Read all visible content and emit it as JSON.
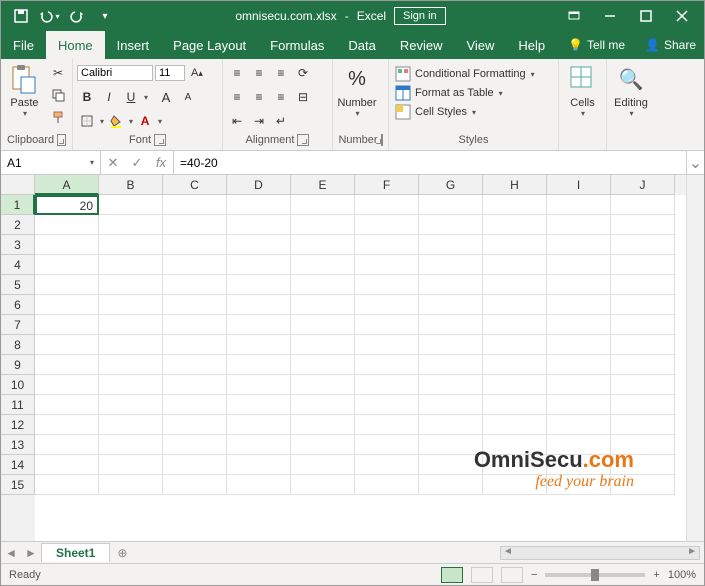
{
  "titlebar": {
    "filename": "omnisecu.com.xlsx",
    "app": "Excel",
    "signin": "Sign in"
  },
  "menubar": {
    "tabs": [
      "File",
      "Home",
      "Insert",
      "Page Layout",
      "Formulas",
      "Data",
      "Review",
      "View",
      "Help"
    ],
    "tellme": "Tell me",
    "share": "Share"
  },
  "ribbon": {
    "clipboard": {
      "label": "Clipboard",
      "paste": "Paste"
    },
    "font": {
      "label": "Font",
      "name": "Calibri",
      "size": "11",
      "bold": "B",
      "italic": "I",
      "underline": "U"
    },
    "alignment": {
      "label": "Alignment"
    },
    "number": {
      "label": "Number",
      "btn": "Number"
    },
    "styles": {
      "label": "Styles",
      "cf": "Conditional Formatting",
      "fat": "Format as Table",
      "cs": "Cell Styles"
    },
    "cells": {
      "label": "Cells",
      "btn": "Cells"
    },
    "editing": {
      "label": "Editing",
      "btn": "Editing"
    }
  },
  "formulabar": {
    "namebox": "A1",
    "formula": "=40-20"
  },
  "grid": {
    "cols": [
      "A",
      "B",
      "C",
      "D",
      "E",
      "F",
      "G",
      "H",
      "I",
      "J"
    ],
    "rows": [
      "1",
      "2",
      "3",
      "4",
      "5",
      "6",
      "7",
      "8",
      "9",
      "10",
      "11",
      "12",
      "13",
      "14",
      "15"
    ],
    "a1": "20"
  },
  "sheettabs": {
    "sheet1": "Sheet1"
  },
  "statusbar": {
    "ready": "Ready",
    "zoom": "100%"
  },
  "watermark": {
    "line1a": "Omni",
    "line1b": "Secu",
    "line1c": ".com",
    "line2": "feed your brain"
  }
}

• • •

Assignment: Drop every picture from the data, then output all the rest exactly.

Exercise answer:
Read all visible content and emit it as JSON.
{
  "titlebar": {
    "filename": "omnisecu.com.xlsx",
    "app": "Excel",
    "signin": "Sign in"
  },
  "menubar": {
    "tabs": [
      "File",
      "Home",
      "Insert",
      "Page Layout",
      "Formulas",
      "Data",
      "Review",
      "View",
      "Help"
    ],
    "tellme": "Tell me",
    "share": "Share"
  },
  "ribbon": {
    "clipboard": {
      "label": "Clipboard",
      "paste": "Paste"
    },
    "font": {
      "label": "Font",
      "name": "Calibri",
      "size": "11",
      "bold": "B",
      "italic": "I",
      "underline": "U"
    },
    "alignment": {
      "label": "Alignment"
    },
    "number": {
      "label": "Number",
      "btn": "Number"
    },
    "styles": {
      "label": "Styles",
      "cf": "Conditional Formatting",
      "fat": "Format as Table",
      "cs": "Cell Styles"
    },
    "cells": {
      "label": "Cells",
      "btn": "Cells"
    },
    "editing": {
      "label": "Editing",
      "btn": "Editing"
    }
  },
  "formulabar": {
    "namebox": "A1",
    "formula": "=40-20"
  },
  "grid": {
    "cols": [
      "A",
      "B",
      "C",
      "D",
      "E",
      "F",
      "G",
      "H",
      "I",
      "J"
    ],
    "rows": [
      "1",
      "2",
      "3",
      "4",
      "5",
      "6",
      "7",
      "8",
      "9",
      "10",
      "11",
      "12",
      "13",
      "14",
      "15"
    ],
    "a1": "20"
  },
  "sheettabs": {
    "sheet1": "Sheet1"
  },
  "statusbar": {
    "ready": "Ready",
    "zoom": "100%"
  },
  "watermark": {
    "line1a": "Omni",
    "line1b": "Secu",
    "line1c": ".com",
    "line2": "feed your brain"
  }
}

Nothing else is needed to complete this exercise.